How should clinicians and neurologists within the AD space interpret your data? What are the take-home messages?
The cost of individual drug development, which is around $5 billion to develop one drug. Neurologists and physicians in general should know that tremendous expense that goes into developing just 1 drug. That takes in that whole period from preclinical discovery and looking at animals to the final approval of an agent. It’s a lot of money to invest and develop a single agent.
But we have to have these drugs, right? This is an enormous public health problem, and we must find ways, particularly in delaying the onset of the illness.

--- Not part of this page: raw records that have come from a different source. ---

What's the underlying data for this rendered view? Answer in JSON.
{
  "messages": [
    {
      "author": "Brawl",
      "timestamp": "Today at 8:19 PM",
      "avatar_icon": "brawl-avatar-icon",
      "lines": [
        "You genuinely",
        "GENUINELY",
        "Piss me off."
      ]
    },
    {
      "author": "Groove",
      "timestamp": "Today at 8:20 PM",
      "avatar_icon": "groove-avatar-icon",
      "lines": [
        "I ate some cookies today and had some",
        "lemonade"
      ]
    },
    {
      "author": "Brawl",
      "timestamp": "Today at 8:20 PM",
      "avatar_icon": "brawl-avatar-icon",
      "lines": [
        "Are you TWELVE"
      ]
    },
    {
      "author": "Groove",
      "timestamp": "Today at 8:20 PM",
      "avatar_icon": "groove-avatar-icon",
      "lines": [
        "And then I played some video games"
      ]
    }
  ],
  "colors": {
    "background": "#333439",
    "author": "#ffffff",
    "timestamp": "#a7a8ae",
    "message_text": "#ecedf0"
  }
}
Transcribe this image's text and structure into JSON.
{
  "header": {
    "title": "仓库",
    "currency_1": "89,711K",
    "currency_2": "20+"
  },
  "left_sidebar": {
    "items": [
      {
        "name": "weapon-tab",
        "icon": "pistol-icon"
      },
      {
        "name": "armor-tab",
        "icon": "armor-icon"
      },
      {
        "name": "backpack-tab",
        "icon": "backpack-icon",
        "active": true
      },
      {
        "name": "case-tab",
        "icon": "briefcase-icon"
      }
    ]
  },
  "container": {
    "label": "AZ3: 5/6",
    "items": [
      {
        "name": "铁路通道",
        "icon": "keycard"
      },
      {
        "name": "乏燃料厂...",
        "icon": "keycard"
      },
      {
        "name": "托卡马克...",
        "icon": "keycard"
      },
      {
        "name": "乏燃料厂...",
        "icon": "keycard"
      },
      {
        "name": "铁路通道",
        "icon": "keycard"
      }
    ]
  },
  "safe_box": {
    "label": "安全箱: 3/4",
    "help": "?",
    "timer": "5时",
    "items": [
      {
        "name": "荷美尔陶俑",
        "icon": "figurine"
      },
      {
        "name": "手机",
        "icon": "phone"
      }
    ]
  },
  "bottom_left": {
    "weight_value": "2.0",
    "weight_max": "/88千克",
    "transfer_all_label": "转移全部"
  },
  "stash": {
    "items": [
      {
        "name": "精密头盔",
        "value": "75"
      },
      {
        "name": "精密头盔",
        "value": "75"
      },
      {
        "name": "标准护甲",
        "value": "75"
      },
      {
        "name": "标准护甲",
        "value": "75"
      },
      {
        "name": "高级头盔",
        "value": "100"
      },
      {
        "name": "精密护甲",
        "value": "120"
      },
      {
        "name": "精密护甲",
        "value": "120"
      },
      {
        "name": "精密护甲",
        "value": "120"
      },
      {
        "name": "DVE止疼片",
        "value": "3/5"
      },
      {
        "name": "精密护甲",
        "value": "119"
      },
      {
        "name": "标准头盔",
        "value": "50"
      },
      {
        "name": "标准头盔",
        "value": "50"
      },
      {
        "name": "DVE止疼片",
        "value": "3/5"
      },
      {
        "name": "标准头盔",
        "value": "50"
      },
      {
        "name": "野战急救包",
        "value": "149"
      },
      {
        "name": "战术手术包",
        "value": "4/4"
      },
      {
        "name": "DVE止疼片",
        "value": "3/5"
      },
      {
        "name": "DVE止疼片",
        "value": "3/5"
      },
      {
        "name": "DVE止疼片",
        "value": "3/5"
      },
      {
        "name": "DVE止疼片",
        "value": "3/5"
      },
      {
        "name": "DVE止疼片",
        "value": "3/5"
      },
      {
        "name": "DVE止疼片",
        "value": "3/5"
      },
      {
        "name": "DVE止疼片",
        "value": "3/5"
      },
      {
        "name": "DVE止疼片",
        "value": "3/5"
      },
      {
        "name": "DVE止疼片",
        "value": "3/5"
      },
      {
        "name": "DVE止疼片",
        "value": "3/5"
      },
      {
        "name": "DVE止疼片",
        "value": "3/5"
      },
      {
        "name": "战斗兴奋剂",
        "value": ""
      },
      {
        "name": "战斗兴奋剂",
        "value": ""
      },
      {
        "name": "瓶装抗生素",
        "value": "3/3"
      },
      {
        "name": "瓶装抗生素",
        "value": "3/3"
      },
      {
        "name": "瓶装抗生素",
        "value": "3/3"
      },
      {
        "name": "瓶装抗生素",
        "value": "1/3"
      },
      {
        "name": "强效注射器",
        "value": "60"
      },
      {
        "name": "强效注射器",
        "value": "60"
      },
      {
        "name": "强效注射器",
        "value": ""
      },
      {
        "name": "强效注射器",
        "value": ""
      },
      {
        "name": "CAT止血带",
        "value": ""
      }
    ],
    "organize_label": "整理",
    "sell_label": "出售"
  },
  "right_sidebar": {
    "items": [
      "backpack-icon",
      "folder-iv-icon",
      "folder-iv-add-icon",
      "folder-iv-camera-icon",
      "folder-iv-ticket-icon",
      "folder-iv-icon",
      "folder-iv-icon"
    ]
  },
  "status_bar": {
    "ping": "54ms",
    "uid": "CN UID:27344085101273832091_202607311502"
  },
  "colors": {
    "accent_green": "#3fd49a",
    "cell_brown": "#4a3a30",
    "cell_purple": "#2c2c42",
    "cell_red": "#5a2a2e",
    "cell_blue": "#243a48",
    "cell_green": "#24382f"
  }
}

It’s going to be expensive, but no one said that saving the brain was also going to save money. We’re going to have to make some decisions in terms of what our priorities for expenditures are.
What encouraging signs or trends have you observed from drug development in recent years?
The success of monoclonal antibodies has been very impressive to me. All of the failures were small molecules, but all of the successes prior to aducanumab were also small molecules, cholinesterase inhibitors, and memantine. I’ve been impressed that the monoclonal antibodies have been the first to convincingly modify the pathophysiology of the disease itself.
We have biomarkers now, which are so informative. You can see the clearance of plaque in 6, 12, or 18 months, depending on when they do the scans. That’s been the remarkable thing. Although it’s not as much as we want, we’ve finally cracked the disease modification ceiling. We’re making progress on several drugs that have similar mechanisms of action.
Are there ways to eliminate drug failures? Should efficacy measures be reevaluated to ensure this?
One of the lessons of the paper was that the largest single expense in drug development was in phase 3. That accounted for 57% of the total expenditures in drug development. That means we should be stopping drugs in phase 2 more readily. Of course, pharmaceutical companies and drug developments have the same enthusiasm for stopping drugs as they do for stopping their children. They just don’t want to do it. There’s an enormous investment in it. They had some reason to believe in it, whether from animal data or some other basic science observation.
We need to be far more disciplined about stopping drugs. The biomarkers are going to be helpful. We have not had target engagement biomarkers that allow us to understand whether the drug was hitting the target. Now we do. If a drug is expected to lower plaques and doesn’t, it should be stopped. We should be more aggressive in terms of saying, “No, this is not shaping up the way we need it to be a successful drug.” That would have saved $21 billion if it had been done every time. Of course, you’re not going to do it every time, but we need to be far more disciplined than we have in saying, no this doesn’t look like a successful compound.
Transcript edited for clarity.